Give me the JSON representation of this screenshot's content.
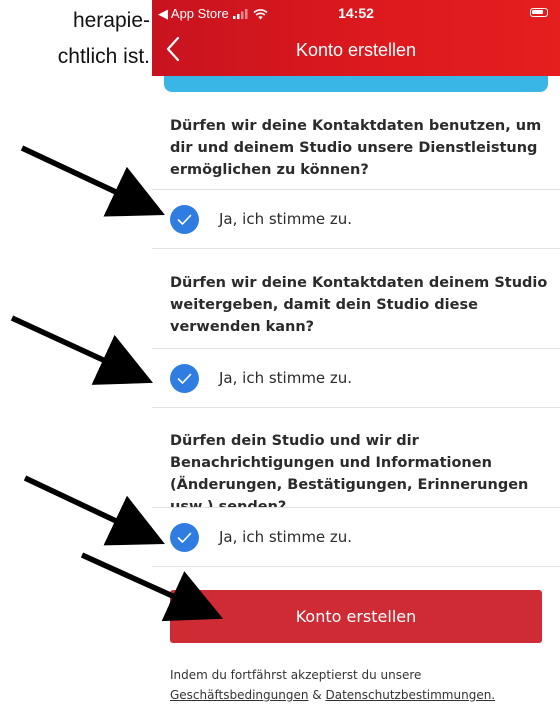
{
  "document": {
    "line1": "herapie-",
    "line2": "chtlich ist."
  },
  "status_bar": {
    "back_app": "◀ App Store",
    "time": "14:52"
  },
  "nav": {
    "title": "Konto erstellen"
  },
  "consents": [
    {
      "question": "Dürfen wir deine Kontaktdaten benutzen, um dir und deinem Studio unsere Dienstleistung ermöglichen zu können?",
      "label": "Ja, ich stimme zu.",
      "checked": true
    },
    {
      "question": "Dürfen wir deine Kontaktdaten deinem Studio weitergeben, damit dein Studio diese verwenden kann?",
      "label": "Ja, ich stimme zu.",
      "checked": true
    },
    {
      "question": "Dürfen dein Studio und wir dir Benachrichtigungen und Informationen (Änderungen, Bestätigungen, Erinnerungen usw.) senden?",
      "label": "Ja, ich stimme zu.",
      "checked": true
    }
  ],
  "submit_label": "Konto erstellen",
  "legal": {
    "intro": "Indem du fortfährst akzeptierst du unsere",
    "terms_link": "Geschäftsbedingungen",
    "and": "&",
    "privacy_link": "Datenschutzbestimmungen."
  },
  "colors": {
    "brand_red": "#de1a1e",
    "button_red": "#cf2b34",
    "check_blue": "#2f7de1",
    "accent_blue": "#39b6e6"
  }
}
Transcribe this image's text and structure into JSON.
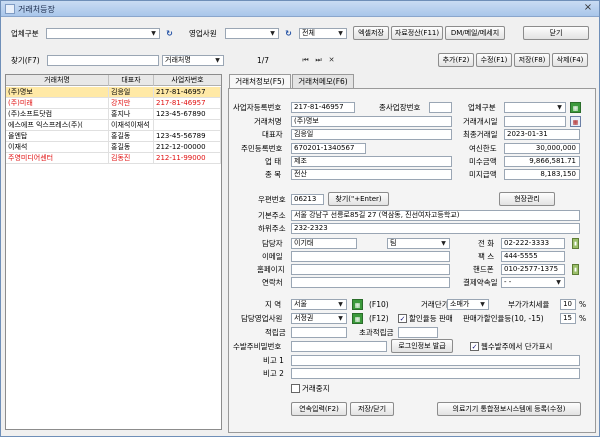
{
  "window": {
    "title": "거래처등장",
    "close": "×"
  },
  "toolbar": {
    "biz_type_label": "업체구분",
    "biz_type_value": "",
    "sales_staff_label": "영업사원",
    "sales_staff_value": "",
    "scope_value": "전체",
    "excel_save": "엑셀저장",
    "settlement": "자료정산(F11)",
    "dm_mail": "DM/메일/메세지",
    "close": "닫기"
  },
  "search": {
    "find_label": "찾기(F7)",
    "find_value": "",
    "field_value": "거래처명",
    "page_info": "1/7",
    "add": "추가(F2)",
    "edit": "수정(F1)",
    "save": "저장(F8)",
    "delete": "삭제(F4)"
  },
  "grid": {
    "headers": [
      "거래처명",
      "대표자",
      "사업자번호"
    ],
    "rows": [
      {
        "name": "(주)명보",
        "rep": "김응일",
        "bizno": "217-81-46957",
        "selected": true,
        "red": false
      },
      {
        "name": "(주)미래",
        "rep": "강지만",
        "bizno": "217-81-46957",
        "selected": false,
        "red": true
      },
      {
        "name": "(주)소프트닷컴",
        "rep": "홍지나",
        "bizno": "123-45-67890",
        "selected": false,
        "red": false
      },
      {
        "name": "에스에프 익스프레스(주)(",
        "rep": "이재석이재석",
        "bizno": "",
        "selected": false,
        "red": false
      },
      {
        "name": "올엔탑",
        "rep": "홍길동",
        "bizno": "123-45-56789",
        "selected": false,
        "red": false
      },
      {
        "name": "이재석",
        "rep": "홍길동",
        "bizno": "212-12-00000",
        "selected": false,
        "red": false
      },
      {
        "name": "주영미디어센터",
        "rep": "김동진",
        "bizno": "212-11-99000",
        "selected": false,
        "red": true
      }
    ]
  },
  "tabs": [
    "거래처정보(F5)",
    "거래처메모(F6)"
  ],
  "form": {
    "bizno_label": "사업자등록번호",
    "bizno": "217-81-46957",
    "sub_bizno_label": "종사업장번호",
    "sub_bizno": "",
    "biztype_label": "업체구분",
    "biztype": "",
    "company_label": "거래처명",
    "company": "(주)명보",
    "start_label": "거래개시일",
    "start": "",
    "rep_label": "대표자",
    "rep": "김응일",
    "last_label": "최종거래일",
    "last": "2023-01-31",
    "resno_label": "주민등록번호",
    "resno": "670201-1340567",
    "credit_label": "여신한도",
    "credit": "30,000,000",
    "uptae_label": "업  태",
    "uptae": "제조",
    "receivable_label": "미수금액",
    "receivable": "9,866,581.71",
    "jongmok_label": "종  목",
    "jongmok": "전산",
    "payable_label": "미지급액",
    "payable": "8,183,150",
    "zip_label": "우편번호",
    "zip": "06213",
    "find_addr": "찾기(\"+Enter)",
    "site_mgmt": "현장관리",
    "addr1_label": "기본주소",
    "addr1": "서울 강남구 선릉로85길 27 (역삼동, 진선여자고등학교)",
    "addr2_label": "하위주소",
    "addr2": "232-2323",
    "manager_label": "담당자",
    "manager": "이기태",
    "manager_title": "팀",
    "phone_label": "전  화",
    "phone": "02-222-3333",
    "email_label": "이메일",
    "email": "",
    "fax_label": "팩  스",
    "fax": "444-5555",
    "homepage_label": "홈페이지",
    "homepage": "",
    "mobile_label": "핸드폰",
    "mobile": "010-2577-1375",
    "contact_label": "연락처",
    "contact": "",
    "pay_label": "결제약속일",
    "pay": "-  -",
    "region_label": "지  역",
    "region": "서울",
    "region_key": "(F10)",
    "price_label": "거래단가",
    "price": "소매가",
    "vat_label": "부가가치세율",
    "vat": "10",
    "vat_unit": "%",
    "staff_label": "담당영업사원",
    "staff": "서정권",
    "staff_key": "(F12)",
    "discount_label": "할인율등 판매",
    "discount_rate_label": "판매가할인율등(10, -15)",
    "discount_rate": "15",
    "discount_unit": "%",
    "points_label": "적립금",
    "points": "",
    "excess_points_label": "초과적립금",
    "excess_points": "",
    "pw_label": "수발주비밀번호",
    "pw": "",
    "login_issue": "로그인정보 발급",
    "web_order_label": "웹수발주에서 단가표시",
    "note1_label": "비고 1",
    "note1": "",
    "note2_label": "비고 2",
    "note2": "",
    "stop_label": "거래중지",
    "continuous": "연속입력(F2)",
    "save_close": "저장/닫기",
    "register": "의료기기 통합정보시스템에 등록(수정)"
  }
}
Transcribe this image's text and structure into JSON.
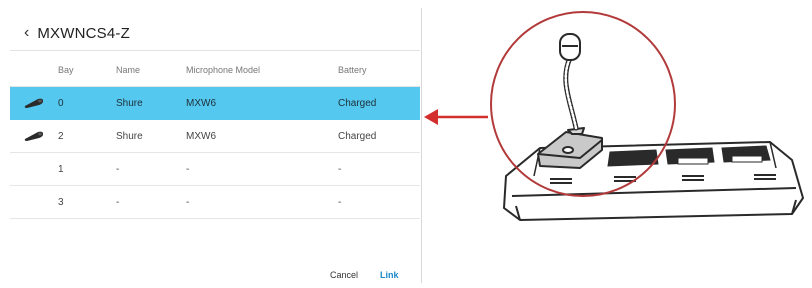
{
  "header": {
    "back_icon": "chevron-left-icon",
    "title": "MXWNCS4-Z"
  },
  "table": {
    "columns": {
      "bay": "Bay",
      "name": "Name",
      "model": "Microphone Model",
      "battery": "Battery"
    },
    "rows": [
      {
        "bay": "0",
        "name": "Shure",
        "model": "MXW6",
        "battery": "Charged",
        "has_mic": true,
        "selected": true
      },
      {
        "bay": "2",
        "name": "Shure",
        "model": "MXW6",
        "battery": "Charged",
        "has_mic": true,
        "selected": false
      },
      {
        "bay": "1",
        "name": "-",
        "model": "-",
        "battery": "-",
        "has_mic": false,
        "selected": false
      },
      {
        "bay": "3",
        "name": "-",
        "model": "-",
        "battery": "-",
        "has_mic": false,
        "selected": false
      }
    ],
    "selected_color": "#54c8ef"
  },
  "footer": {
    "cancel_label": "Cancel",
    "link_label": "Link",
    "link_color": "#1a88c8"
  },
  "illustration": {
    "icon": "charging-station-with-gooseneck-mic-icon",
    "arrow_color": "#d32f2f",
    "highlight_circle_color": "#b23a3a"
  }
}
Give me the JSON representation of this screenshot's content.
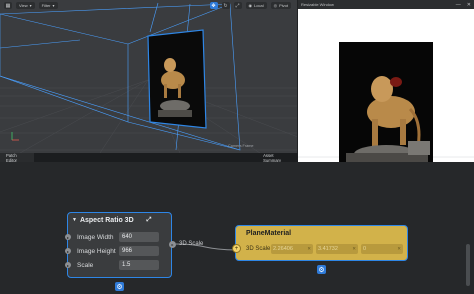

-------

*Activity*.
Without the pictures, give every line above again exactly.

*Result for this task*.
Give me the JSON representation of this screenshot's content.
{
  "document": {
    "line1": "herapie-",
    "line2": "chtlich ist."
  },
  "status_bar": {
    "back_app": "◀ App Store",
    "time": "14:52"
  },
  "nav": {
    "title": "Konto erstellen"
  },
  "consents": [
    {
      "question": "Dürfen wir deine Kontaktdaten benutzen, um dir und deinem Studio unsere Dienstleistung ermöglichen zu können?",
      "label": "Ja, ich stimme zu.",
      "checked": true
    },
    {
      "question": "Dürfen wir deine Kontaktdaten deinem Studio weitergeben, damit dein Studio diese verwenden kann?",
      "label": "Ja, ich stimme zu.",
      "checked": true
    },
    {
      "question": "Dürfen dein Studio und wir dir Benachrichtigungen und Informationen (Änderungen, Bestätigungen, Erinnerungen usw.) senden?",
      "label": "Ja, ich stimme zu.",
      "checked": true
    }
  ],
  "submit_label": "Konto erstellen",
  "legal": {
    "intro": "Indem du fortfährst akzeptierst du unsere",
    "terms_link": "Geschäftsbedingungen",
    "and": "&",
    "privacy_link": "Datenschutzbestimmungen."
  },
  "colors": {
    "brand_red": "#de1a1e",
    "button_red": "#cf2b34",
    "check_blue": "#2f7de1",
    "accent_blue": "#39b6e6"
  }
}
Transcribe this image's text and structure into JSON.
{
  "window": {
    "title": "거래처등장",
    "close": "×"
  },
  "toolbar": {
    "biz_type_label": "업체구분",
    "biz_type_value": "",
    "sales_staff_label": "영업사원",
    "sales_staff_value": "",
    "scope_value": "전체",
    "excel_save": "엑셀저장",
    "settlement": "자료정산(F11)",
    "dm_mail": "DM/메일/메세지",
    "close": "닫기"
  },
  "search": {
    "find_label": "찾기(F7)",
    "find_value": "",
    "field_value": "거래처명",
    "page_info": "1/7",
    "add": "추가(F2)",
    "edit": "수정(F1)",
    "save": "저장(F8)",
    "delete": "삭제(F4)"
  },
  "grid": {
    "headers": [
      "거래처명",
      "대표자",
      "사업자번호"
    ],
    "rows": [
      {
        "name": "(주)명보",
        "rep": "김응일",
        "bizno": "217-81-46957",
        "selected": true,
        "red": false
      },
      {
        "name": "(주)미래",
        "rep": "강지만",
        "bizno": "217-81-46957",
        "selected": false,
        "red": true
      },
      {
        "name": "(주)소프트닷컴",
        "rep": "홍지나",
        "bizno": "123-45-67890",
        "selected": false,
        "red": false
      },
      {
        "name": "에스에프 익스프레스(주)(",
        "rep": "이재석이재석",
        "bizno": "",
        "selected": false,
        "red": false
      },
      {
        "name": "올엔탑",
        "rep": "홍길동",
        "bizno": "123-45-56789",
        "selected": false,
        "red": false
      },
      {
        "name": "이재석",
        "rep": "홍길동",
        "bizno": "212-12-00000",
        "selected": false,
        "red": false
      },
      {
        "name": "주영미디어센터",
        "rep": "김동진",
        "bizno": "212-11-99000",
        "selected": false,
        "red": true
      }
    ]
  },
  "tabs": [
    "거래처정보(F5)",
    "거래처메모(F6)"
  ],
  "form": {
    "bizno_label": "사업자등록번호",
    "bizno": "217-81-46957",
    "sub_bizno_label": "종사업장번호",
    "sub_bizno": "",
    "biztype_label": "업체구분",
    "biztype": "",
    "company_label": "거래처명",
    "company": "(주)명보",
    "start_label": "거래개시일",
    "start": "",
    "rep_label": "대표자",
    "rep": "김응일",
    "last_label": "최종거래일",
    "last": "2023-01-31",
    "resno_label": "주민등록번호",
    "resno": "670201-1340567",
    "credit_label": "여신한도",
    "credit": "30,000,000",
    "uptae_label": "업  태",
    "uptae": "제조",
    "receivable_label": "미수금액",
    "receivable": "9,866,581.71",
    "jongmok_label": "종  목",
    "jongmok": "전산",
    "payable_label": "미지급액",
    "payable": "8,183,150",
    "zip_label": "우편번호",
    "zip": "06213",
    "find_addr": "찾기(\"+Enter)",
    "site_mgmt": "현장관리",
    "addr1_label": "기본주소",
    "addr1": "서울 강남구 선릉로85길 27 (역삼동, 진선여자고등학교)",
    "addr2_label": "하위주소",
    "addr2": "232-2323",
    "manager_label": "담당자",
    "manager": "이기태",
    "manager_title": "팀",
    "phone_label": "전  화",
    "phone": "02-222-3333",
    "email_label": "이메일",
    "email": "",
    "fax_label": "팩  스",
    "fax": "444-5555",
    "homepage_label": "홈페이지",
    "homepage": "",
    "mobile_label": "핸드폰",
    "mobile": "010-2577-1375",
    "contact_label": "연락처",
    "contact": "",
    "pay_label": "결제약속일",
    "pay": "-  -",
    "region_label": "지  역",
    "region": "서울",
    "region_key": "(F10)",
    "price_label": "거래단가",
    "price": "소매가",
    "vat_label": "부가가치세율",
    "vat": "10",
    "vat_unit": "%",
    "staff_label": "담당영업사원",
    "staff": "서정권",
    "staff_key": "(F12)",
    "discount_label": "할인율등 판매",
    "discount_rate_label": "판매가할인율등(10, -15)",
    "discount_rate": "15",
    "discount_unit": "%",
    "points_label": "적립금",
    "points": "",
    "excess_points_label": "초과적립금",
    "excess_points": "",
    "pw_label": "수발주비밀번호",
    "pw": "",
    "login_issue": "로그인정보 발급",
    "web_order_label": "웹수발주에서 단가표시",
    "note1_label": "비고 1",
    "note1": "",
    "note2_label": "비고 2",
    "note2": "",
    "stop_label": "거래중지",
    "continuous": "연속입력(F2)",
    "save_close": "저장/닫기",
    "register": "의료기기 통합정보시스템에 등록(수정)"
  }
}
Transcribe this image's text and structure into JSON.
{
  "header": {
    "back_icon": "chevron-left-icon",
    "title": "MXWNCS4-Z"
  },
  "table": {
    "columns": {
      "bay": "Bay",
      "name": "Name",
      "model": "Microphone Model",
      "battery": "Battery"
    },
    "rows": [
      {
        "bay": "0",
        "name": "Shure",
        "model": "MXW6",
        "battery": "Charged",
        "has_mic": true,
        "selected": true
      },
      {
        "bay": "2",
        "name": "Shure",
        "model": "MXW6",
        "battery": "Charged",
        "has_mic": true,
        "selected": false
      },
      {
        "bay": "1",
        "name": "-",
        "model": "-",
        "battery": "-",
        "has_mic": false,
        "selected": false
      },
      {
        "bay": "3",
        "name": "-",
        "model": "-",
        "battery": "-",
        "has_mic": false,
        "selected": false
      }
    ],
    "selected_color": "#54c8ef"
  },
  "footer": {
    "cancel_label": "Cancel",
    "link_label": "Link",
    "link_color": "#1a88c8"
  },
  "illustration": {
    "icon": "charging-station-with-gooseneck-mic-icon",
    "arrow_color": "#d32f2f",
    "highlight_circle_color": "#b23a3a"
  }
}
Give me the JSON representation of this screenshot's content.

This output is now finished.